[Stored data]
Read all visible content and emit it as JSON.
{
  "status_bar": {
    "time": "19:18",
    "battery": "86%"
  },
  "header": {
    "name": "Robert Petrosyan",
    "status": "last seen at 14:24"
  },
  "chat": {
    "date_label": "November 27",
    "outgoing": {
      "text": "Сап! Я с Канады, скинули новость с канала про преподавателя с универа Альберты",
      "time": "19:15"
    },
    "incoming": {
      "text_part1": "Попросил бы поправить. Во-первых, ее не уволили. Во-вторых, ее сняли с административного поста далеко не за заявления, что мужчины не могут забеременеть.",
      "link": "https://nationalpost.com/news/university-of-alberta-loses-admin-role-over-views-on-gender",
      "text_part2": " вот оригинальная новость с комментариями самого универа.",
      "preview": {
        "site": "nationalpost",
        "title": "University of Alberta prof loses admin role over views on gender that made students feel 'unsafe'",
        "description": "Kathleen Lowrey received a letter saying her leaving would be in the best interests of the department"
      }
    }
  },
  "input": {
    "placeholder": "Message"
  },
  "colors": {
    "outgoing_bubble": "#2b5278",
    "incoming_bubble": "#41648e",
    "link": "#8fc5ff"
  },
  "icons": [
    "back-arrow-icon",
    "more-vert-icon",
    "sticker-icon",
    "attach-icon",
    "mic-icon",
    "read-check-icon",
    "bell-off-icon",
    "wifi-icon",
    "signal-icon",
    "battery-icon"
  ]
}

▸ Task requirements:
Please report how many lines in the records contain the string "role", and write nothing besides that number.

▸ Solution:
2